### [Records provided]
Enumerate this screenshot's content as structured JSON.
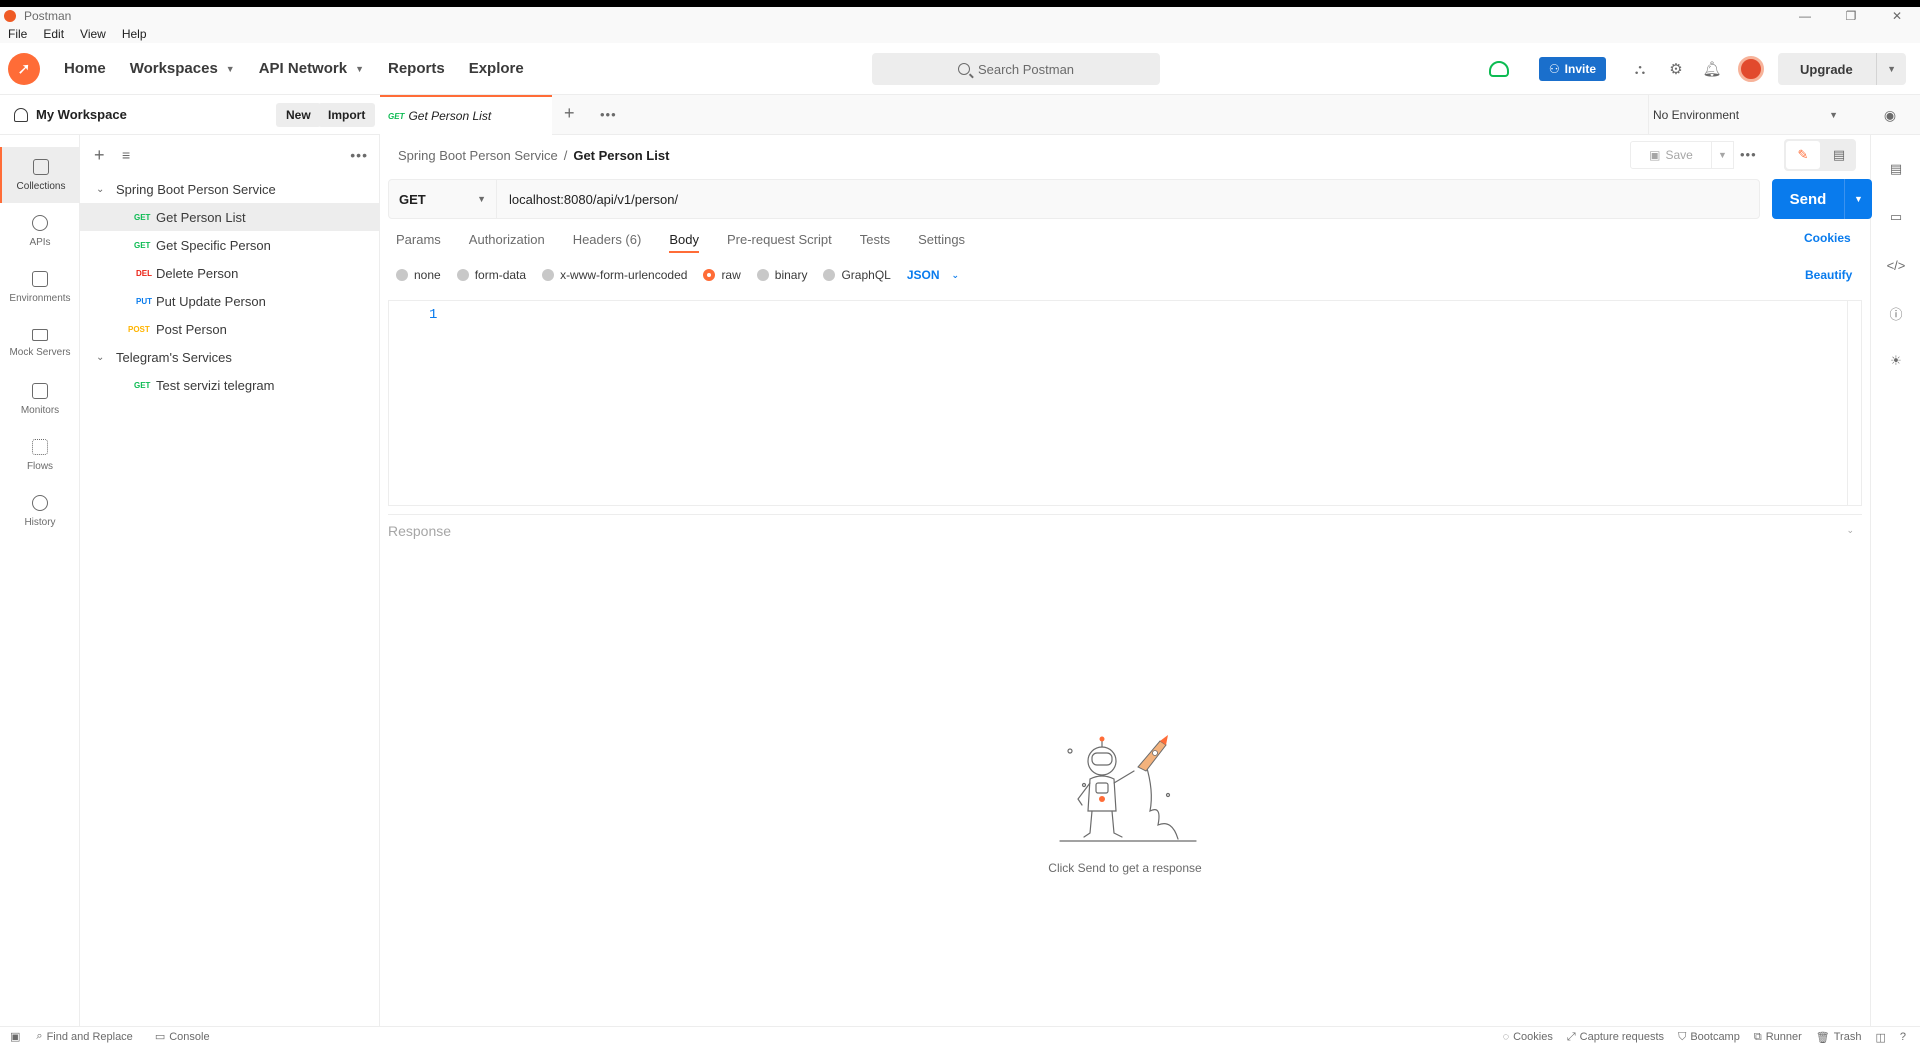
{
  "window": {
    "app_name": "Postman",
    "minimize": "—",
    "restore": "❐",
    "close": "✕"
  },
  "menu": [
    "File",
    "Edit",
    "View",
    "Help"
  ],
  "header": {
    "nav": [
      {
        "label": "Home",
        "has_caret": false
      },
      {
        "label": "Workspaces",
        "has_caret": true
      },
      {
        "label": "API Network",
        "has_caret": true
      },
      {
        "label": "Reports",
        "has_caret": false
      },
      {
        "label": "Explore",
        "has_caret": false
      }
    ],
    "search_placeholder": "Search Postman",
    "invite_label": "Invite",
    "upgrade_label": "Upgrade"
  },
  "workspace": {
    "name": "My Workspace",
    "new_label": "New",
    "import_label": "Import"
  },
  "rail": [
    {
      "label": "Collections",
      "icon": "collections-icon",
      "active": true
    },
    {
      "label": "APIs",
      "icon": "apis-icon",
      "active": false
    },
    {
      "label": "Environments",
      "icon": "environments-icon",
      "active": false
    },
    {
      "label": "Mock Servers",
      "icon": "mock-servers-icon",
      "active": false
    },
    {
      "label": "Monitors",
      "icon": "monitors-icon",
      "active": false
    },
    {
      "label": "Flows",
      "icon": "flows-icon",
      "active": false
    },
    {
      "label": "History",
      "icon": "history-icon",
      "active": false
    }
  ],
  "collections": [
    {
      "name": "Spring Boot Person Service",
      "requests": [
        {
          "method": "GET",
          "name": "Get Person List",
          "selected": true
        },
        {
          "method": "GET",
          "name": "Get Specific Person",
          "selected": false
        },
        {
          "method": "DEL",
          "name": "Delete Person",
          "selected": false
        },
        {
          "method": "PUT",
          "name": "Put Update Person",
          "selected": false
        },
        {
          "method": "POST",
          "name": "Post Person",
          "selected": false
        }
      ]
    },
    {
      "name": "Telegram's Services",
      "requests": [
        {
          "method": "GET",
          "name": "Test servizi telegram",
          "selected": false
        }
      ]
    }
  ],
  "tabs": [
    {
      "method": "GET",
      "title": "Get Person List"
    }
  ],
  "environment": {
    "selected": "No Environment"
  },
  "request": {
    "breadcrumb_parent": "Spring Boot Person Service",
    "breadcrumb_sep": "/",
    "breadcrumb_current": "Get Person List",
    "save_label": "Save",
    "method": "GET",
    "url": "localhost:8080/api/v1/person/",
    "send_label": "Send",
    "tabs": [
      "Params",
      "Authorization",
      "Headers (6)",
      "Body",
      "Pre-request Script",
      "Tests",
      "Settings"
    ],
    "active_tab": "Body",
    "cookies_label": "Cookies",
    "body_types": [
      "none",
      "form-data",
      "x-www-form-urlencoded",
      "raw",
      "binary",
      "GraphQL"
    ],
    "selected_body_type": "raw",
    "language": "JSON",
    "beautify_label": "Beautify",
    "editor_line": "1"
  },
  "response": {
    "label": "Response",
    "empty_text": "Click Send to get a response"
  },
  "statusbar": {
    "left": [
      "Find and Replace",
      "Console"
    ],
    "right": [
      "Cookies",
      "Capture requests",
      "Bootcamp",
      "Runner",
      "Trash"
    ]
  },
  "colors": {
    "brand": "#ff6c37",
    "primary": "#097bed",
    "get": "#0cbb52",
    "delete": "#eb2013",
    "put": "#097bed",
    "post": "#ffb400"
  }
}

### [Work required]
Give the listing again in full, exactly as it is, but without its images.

### [Completed exercise]
Enumerate this screenshot's content as structured JSON.
{
  "window": {
    "app_name": "Postman",
    "minimize": "—",
    "restore": "❐",
    "close": "✕"
  },
  "menu": [
    "File",
    "Edit",
    "View",
    "Help"
  ],
  "header": {
    "nav": [
      {
        "label": "Home",
        "has_caret": false
      },
      {
        "label": "Workspaces",
        "has_caret": true
      },
      {
        "label": "API Network",
        "has_caret": true
      },
      {
        "label": "Reports",
        "has_caret": false
      },
      {
        "label": "Explore",
        "has_caret": false
      }
    ],
    "search_placeholder": "Search Postman",
    "invite_label": "Invite",
    "upgrade_label": "Upgrade"
  },
  "workspace": {
    "name": "My Workspace",
    "new_label": "New",
    "import_label": "Import"
  },
  "rail": [
    {
      "label": "Collections",
      "icon": "collections-icon",
      "active": true
    },
    {
      "label": "APIs",
      "icon": "apis-icon",
      "active": false
    },
    {
      "label": "Environments",
      "icon": "environments-icon",
      "active": false
    },
    {
      "label": "Mock Servers",
      "icon": "mock-servers-icon",
      "active": false
    },
    {
      "label": "Monitors",
      "icon": "monitors-icon",
      "active": false
    },
    {
      "label": "Flows",
      "icon": "flows-icon",
      "active": false
    },
    {
      "label": "History",
      "icon": "history-icon",
      "active": false
    }
  ],
  "collections": [
    {
      "name": "Spring Boot Person Service",
      "requests": [
        {
          "method": "GET",
          "name": "Get Person List",
          "selected": true
        },
        {
          "method": "GET",
          "name": "Get Specific Person",
          "selected": false
        },
        {
          "method": "DEL",
          "name": "Delete Person",
          "selected": false
        },
        {
          "method": "PUT",
          "name": "Put Update Person",
          "selected": false
        },
        {
          "method": "POST",
          "name": "Post Person",
          "selected": false
        }
      ]
    },
    {
      "name": "Telegram's Services",
      "requests": [
        {
          "method": "GET",
          "name": "Test servizi telegram",
          "selected": false
        }
      ]
    }
  ],
  "tabs": [
    {
      "method": "GET",
      "title": "Get Person List"
    }
  ],
  "environment": {
    "selected": "No Environment"
  },
  "request": {
    "breadcrumb_parent": "Spring Boot Person Service",
    "breadcrumb_sep": "/",
    "breadcrumb_current": "Get Person List",
    "save_label": "Save",
    "method": "GET",
    "url": "localhost:8080/api/v1/person/",
    "send_label": "Send",
    "tabs": [
      "Params",
      "Authorization",
      "Headers (6)",
      "Body",
      "Pre-request Script",
      "Tests",
      "Settings"
    ],
    "active_tab": "Body",
    "cookies_label": "Cookies",
    "body_types": [
      "none",
      "form-data",
      "x-www-form-urlencoded",
      "raw",
      "binary",
      "GraphQL"
    ],
    "selected_body_type": "raw",
    "language": "JSON",
    "beautify_label": "Beautify",
    "editor_line": "1"
  },
  "response": {
    "label": "Response",
    "empty_text": "Click Send to get a response"
  },
  "statusbar": {
    "left": [
      "Find and Replace",
      "Console"
    ],
    "right": [
      "Cookies",
      "Capture requests",
      "Bootcamp",
      "Runner",
      "Trash"
    ]
  },
  "colors": {
    "brand": "#ff6c37",
    "primary": "#097bed",
    "get": "#0cbb52",
    "delete": "#eb2013",
    "put": "#097bed",
    "post": "#ffb400"
  }
}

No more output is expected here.